After taking a breather at 3kHz for a bit things get back on track a little more through the treble. The dip in frequency doesn’t last too long and we seemingly build into the upper treble, which is airy and topped off with a 10kHz spike that gives some zip and zest to the presentation. I still find the treble to be leaning to etc controlled side, not in a distant fashion, just topping the sound off gracefully.
From top to bottom these are technically magnificent, something I don’t think I have emphasised just enough so far. We have micro details complimenting the huge macro dynamics, extension at both ends of the spectrum and a driver that can more than keep up with anything. While I have made it clear that this does have a slight tilt down from bottom to top, all in all, it is a balanced headphone with meat on its bones. After a week of listening to these on a daily basis you don’t hear them and go this has an emphasised bass or a drawn out upper midrange, these tokens of knowledge only come from a/b comparisons with the other models in my collection.

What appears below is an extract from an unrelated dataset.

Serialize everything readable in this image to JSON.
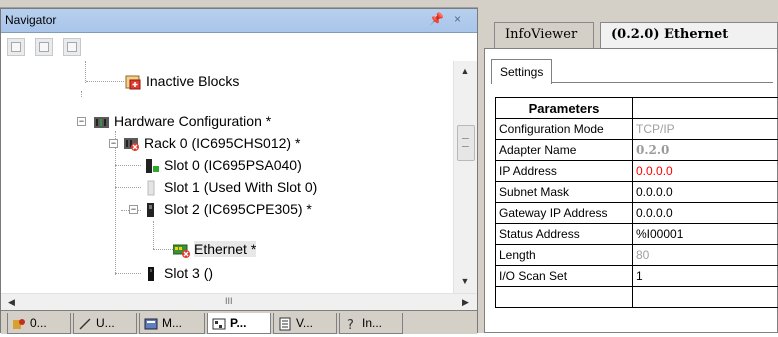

My biggest niggle with the sound would be its soundstage. It comes across rather intimate with narrow depth and height and only a bit of width to play with. Maybe I have just been spoilt for choice with my flagship Sennheiser’s and the S-Logic boasting Ed10s but I would love this to just be spread out a little more. Thankfully, these are still open back and as I said it just has a more intimate presentation, not a claustrophobic one.
I can’t give you one good reason not to buy this. I can’t think of the last time I could happily recommend a product to absolutely any reader of this website, especially not when the price is nigh on 800 quid. I mean this is something 4 years in development and shares most ideologies with the three and a quarter thousand pound Utopia. Beyond all that it just performs awesomely, additionally, it is well built, comfortable and stylish. The only things I would see changed is the overall weight lowered and perhaps a bit more space in the soundstage, beyond that everything is just right. In its price range it really doesn’t see any competition, I mean Oppo and Audeze in this area should be passed up on for free and I think at £800 Focal have their heads screwed on right. The pricing is a really gutsy move fuelled with integrity, I think they could have gotten away with asking double for these and still got positive feedback (although that’s the sad story of how the rest of the industry is going). I will happily give these our Good Buy award and wouldn’t even hesitate about giving them the Great Value award on top. For now, the Pride of Place for my favourite headphone will still seat the HD800, but all I say to that is bring on the Utopia!